It took a while for the final person to come and talk to us, but that conversation was less than five minutes (of course there was one more offer, but it was easy to refuse).

We left the resort and finally had lunch at Lotus Garden in the nearby Princeville Center; both of us had the Ono Thai Curry, which was interesting, but not thrilling.

Diane suggested we go to the Kilauea Lighthouse. We’d tried to go on our previous Kauai visit in 2017, but it was closed. I went to the website and made the necessary reservation and we drove over.

Somehow, we hadn’t realized that the site wasn’t just the lighthouse; it was a wildlife refuge, too! We parked and walked up to the main viewing area – we were a few hundred yards from a large colony of red-footed boobies (a bird we’d barely seen in the Galapagos).

The refuge includes Moku’ae’ae Island, which showed signs of frequent bird visitations.

I spent a long time trying to get a clear photo of a Leysan Albatross (Mōlī); it was only after I got back to the room and looked at the photos that I discovered it was one of the first birds I’d photographed on the visit.

There were others, though, like the White-tailed Tropicbird (Koa’e kea).

I finally got a fairly clear picture of the red-footed booby in flight!

The Great Frigatebird was also familiar from our Galapagos adventure.

And here’s the lighthouse itself (they don’t allow visitors to enter any more).

It was too early to go back to the resort, so we headed for another ocean viewpoint at Kaiakea Point, just north of Kapa’a. We parked and walked down to the Ke Ala Hele Makālae path and started going south.

There was a beautiful rainbow to our North; I didn’t realize it at the time, but it was an omen.
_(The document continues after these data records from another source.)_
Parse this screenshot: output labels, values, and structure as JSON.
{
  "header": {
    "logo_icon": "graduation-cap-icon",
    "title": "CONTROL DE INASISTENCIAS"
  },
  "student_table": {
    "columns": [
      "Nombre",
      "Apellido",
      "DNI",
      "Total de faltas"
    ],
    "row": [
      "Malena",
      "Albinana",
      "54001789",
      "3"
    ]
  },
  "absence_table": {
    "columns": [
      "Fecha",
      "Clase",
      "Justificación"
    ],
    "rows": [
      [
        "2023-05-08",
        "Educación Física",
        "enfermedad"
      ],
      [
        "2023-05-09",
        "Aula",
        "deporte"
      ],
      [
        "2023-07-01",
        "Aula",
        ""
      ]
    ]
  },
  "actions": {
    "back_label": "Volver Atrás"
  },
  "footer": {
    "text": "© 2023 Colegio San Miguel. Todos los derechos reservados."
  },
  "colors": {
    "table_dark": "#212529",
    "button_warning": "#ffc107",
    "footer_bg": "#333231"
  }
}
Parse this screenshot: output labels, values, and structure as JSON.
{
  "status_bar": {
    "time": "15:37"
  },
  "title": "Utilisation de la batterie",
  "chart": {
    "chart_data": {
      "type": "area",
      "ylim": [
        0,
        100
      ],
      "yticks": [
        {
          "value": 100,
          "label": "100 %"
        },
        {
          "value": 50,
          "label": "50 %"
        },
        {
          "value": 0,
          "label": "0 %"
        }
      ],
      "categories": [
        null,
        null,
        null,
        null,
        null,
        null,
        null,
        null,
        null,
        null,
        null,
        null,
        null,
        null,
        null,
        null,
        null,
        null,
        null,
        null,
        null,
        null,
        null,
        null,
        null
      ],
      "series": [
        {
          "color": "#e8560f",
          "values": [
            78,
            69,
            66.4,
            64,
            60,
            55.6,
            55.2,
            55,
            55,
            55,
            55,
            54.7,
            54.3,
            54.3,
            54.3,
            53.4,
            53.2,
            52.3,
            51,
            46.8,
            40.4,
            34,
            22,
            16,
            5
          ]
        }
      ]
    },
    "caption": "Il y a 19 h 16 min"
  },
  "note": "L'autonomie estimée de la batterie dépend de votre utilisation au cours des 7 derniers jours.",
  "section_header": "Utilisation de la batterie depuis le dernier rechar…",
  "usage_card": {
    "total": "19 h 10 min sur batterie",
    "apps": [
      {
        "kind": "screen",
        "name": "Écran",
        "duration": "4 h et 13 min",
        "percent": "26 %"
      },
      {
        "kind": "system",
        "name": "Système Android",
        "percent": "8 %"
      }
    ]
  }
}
The path is supposed to be a good place to see dolphins and whales. We didn’t see any, but there was interesting vegetation like this Portia tree.

We turned around and started back – and the sky opened up. There was no thunder or lightning, so we took shelter under a path-side tree and waited for the squall to move on.

We drove back to Kilauea and had dinner at the Kilauea Fish Market: ahi wraps. It was very good.

We’re packed up (mostly) for our flight to Maui tomorrow morning. Onward!

Flowers and Sculptures

We spent the morning at Na ‘Aina Kai (“Lands by the Sea”) Botanical Gardens and Sculpture Park. They mostly offer guided tours, but on Thursday morning, you can walk around the place (well, just the “Formal Gardens”) on your own, though they did give us a useful brochure and there were lots of docents to guide you.

The property was built by Ed and Joyce Doty; it was a flat cattle pasture when they bought it in the late 1970s but they built lagoons, hills, ponds, and turned it into a botanical garden, which they eventually deeded to a non-profit foundation and opened to the public.

The grounds are filled with flowers and sculptures – here are a few of my favorites from today’s visit.

We stayed at the gardens until they closed at noon, then we drove to Hanalei for lunch at Tiki Tzatziki and shave ice at Jojo’s Shave Ice in the Ching Young Shopping Center. We wandered around the center for an hour or so; I was glad to see that it had survived the 2018 storm.

On the way back to the resort, we stopped at the Hanalei National Wildlife Refuge scenic overlook and saw the taro fields we’d seen on our helicopter ride yesterday.

We finished the day with dinner at The Bistro in Kilauea; I’m pretty sure we were seated at the same table we’d had in 2017. Happily, the food was still good.

Up in the air

We had lunch today at Chicken in a Barrel BBQ in Kapa’a. It was probably the least expensive meal we’ll have on Kauai, but it was tasty and popular, even with the chickens who are all over the island (there were “don’t feed the chickens” signs in the seating area).

After lunch, we took a short stroll along the beach path and admired other wild birds.

We were in Kapa’a on our way to Lihue to take a scenic helicopter ride with Blue Hawaiian Helicopters – it was great. I took a lot of photos, but many of them were ruined by reflections (I guess I should have worn long pants!). Here are a few of the ones which survived.